-------- EXTRACTED DATA --------

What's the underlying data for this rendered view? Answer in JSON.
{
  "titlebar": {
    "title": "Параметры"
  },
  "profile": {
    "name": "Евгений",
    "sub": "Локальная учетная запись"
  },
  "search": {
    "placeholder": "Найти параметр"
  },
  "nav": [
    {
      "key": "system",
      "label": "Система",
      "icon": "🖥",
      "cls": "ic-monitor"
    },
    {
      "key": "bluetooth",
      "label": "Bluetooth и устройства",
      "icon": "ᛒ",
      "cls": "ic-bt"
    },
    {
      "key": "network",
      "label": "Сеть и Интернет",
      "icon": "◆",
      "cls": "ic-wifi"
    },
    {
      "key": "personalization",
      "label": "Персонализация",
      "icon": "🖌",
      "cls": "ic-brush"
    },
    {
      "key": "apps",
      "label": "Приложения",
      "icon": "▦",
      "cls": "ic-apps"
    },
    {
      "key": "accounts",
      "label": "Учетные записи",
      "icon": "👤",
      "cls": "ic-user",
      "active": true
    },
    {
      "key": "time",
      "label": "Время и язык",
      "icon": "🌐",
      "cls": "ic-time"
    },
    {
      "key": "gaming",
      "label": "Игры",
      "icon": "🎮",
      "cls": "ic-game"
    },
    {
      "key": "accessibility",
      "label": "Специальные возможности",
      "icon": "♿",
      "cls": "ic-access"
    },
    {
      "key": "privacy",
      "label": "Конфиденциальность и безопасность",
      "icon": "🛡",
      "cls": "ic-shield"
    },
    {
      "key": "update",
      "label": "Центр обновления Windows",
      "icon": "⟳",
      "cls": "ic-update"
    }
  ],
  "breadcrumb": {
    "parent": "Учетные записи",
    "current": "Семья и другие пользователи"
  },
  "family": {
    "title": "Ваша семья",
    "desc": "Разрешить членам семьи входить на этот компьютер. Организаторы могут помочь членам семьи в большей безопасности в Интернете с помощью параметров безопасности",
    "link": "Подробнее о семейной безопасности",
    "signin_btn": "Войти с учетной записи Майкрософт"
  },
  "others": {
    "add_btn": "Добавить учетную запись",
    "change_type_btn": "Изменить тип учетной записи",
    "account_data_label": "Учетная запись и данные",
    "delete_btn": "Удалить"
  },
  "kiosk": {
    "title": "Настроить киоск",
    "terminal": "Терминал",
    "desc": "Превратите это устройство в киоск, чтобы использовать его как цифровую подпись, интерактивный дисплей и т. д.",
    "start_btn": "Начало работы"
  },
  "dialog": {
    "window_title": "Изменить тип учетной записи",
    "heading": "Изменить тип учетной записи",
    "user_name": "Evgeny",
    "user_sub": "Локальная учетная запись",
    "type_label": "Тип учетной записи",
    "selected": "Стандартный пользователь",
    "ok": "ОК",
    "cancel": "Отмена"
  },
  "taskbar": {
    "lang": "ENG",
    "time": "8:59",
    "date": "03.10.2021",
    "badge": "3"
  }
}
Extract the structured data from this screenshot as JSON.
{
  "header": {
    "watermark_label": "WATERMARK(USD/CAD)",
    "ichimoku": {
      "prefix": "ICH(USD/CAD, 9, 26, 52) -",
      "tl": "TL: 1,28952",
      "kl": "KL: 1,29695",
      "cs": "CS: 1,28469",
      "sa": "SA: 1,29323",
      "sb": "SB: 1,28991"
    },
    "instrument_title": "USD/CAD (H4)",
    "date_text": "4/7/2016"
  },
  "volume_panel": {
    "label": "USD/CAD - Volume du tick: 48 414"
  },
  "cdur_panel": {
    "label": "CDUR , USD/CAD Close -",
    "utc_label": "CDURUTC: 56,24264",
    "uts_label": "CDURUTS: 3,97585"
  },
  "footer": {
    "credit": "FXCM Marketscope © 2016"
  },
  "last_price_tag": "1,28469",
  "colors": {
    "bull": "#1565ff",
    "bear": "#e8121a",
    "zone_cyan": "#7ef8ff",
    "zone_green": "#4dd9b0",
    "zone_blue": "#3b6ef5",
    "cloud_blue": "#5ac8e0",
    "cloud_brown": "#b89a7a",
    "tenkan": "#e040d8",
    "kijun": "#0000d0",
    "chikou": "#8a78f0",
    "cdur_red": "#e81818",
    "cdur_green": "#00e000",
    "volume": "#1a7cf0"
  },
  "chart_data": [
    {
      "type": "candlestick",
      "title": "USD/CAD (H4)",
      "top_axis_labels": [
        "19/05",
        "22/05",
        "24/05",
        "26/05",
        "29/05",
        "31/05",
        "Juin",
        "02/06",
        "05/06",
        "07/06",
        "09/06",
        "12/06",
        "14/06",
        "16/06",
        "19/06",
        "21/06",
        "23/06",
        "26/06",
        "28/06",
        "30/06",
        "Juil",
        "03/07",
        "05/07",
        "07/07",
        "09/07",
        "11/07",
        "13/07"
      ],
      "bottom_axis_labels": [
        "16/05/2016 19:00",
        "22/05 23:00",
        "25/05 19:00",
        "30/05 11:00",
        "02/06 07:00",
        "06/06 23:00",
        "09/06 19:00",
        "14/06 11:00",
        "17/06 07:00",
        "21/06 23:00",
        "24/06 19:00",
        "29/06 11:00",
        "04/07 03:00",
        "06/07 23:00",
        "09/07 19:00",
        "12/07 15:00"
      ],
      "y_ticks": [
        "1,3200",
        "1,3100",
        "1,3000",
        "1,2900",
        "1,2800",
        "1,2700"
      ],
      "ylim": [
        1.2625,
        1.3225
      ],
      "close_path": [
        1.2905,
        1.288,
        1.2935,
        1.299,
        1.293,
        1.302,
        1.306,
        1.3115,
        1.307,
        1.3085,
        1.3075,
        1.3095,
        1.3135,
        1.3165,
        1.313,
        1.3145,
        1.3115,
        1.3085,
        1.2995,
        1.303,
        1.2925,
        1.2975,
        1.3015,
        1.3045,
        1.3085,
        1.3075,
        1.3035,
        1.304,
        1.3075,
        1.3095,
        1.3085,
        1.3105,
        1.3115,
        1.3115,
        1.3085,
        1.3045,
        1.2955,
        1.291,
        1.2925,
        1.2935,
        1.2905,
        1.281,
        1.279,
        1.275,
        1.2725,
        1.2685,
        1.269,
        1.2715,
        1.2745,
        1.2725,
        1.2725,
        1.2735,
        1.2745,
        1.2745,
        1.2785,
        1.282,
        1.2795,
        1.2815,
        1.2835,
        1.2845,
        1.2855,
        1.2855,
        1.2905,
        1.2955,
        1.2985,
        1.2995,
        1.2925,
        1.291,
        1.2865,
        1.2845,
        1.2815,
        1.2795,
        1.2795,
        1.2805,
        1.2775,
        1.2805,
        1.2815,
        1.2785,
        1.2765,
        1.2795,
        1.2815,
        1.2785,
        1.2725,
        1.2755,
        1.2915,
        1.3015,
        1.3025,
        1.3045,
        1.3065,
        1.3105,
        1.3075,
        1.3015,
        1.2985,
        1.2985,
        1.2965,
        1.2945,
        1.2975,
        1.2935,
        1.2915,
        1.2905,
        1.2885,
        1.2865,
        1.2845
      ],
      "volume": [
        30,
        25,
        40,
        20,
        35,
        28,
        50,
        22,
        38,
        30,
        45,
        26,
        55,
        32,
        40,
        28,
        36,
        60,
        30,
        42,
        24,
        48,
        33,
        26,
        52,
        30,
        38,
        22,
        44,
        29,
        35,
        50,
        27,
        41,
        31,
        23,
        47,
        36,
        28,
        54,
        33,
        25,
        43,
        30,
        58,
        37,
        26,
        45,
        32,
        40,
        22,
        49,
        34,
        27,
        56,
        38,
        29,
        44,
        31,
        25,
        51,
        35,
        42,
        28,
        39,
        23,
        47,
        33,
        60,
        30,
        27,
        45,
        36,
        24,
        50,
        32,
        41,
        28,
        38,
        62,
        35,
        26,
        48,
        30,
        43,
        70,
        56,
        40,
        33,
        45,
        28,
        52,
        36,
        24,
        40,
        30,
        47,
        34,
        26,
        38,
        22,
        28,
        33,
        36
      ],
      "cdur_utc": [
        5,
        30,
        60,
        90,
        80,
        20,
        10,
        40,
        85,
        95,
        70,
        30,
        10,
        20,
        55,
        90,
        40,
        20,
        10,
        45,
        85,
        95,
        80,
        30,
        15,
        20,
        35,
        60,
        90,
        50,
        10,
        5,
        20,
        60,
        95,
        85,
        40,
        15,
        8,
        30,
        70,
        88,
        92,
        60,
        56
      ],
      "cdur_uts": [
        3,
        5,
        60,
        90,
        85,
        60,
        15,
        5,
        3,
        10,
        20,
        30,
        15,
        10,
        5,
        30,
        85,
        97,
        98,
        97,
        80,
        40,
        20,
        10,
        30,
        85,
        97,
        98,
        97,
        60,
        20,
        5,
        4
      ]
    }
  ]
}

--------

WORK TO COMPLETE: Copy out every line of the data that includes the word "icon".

TASK RESULT:
      "icon": "🖥",
      "icon": "ᛒ",
      "icon": "◆",
      "icon": "🖌",
      "icon": "▦",
      "icon": "👤",
      "icon": "🌐",
      "icon": "🎮",
      "icon": "♿",
      "icon": "🛡",
      "icon": "⟳",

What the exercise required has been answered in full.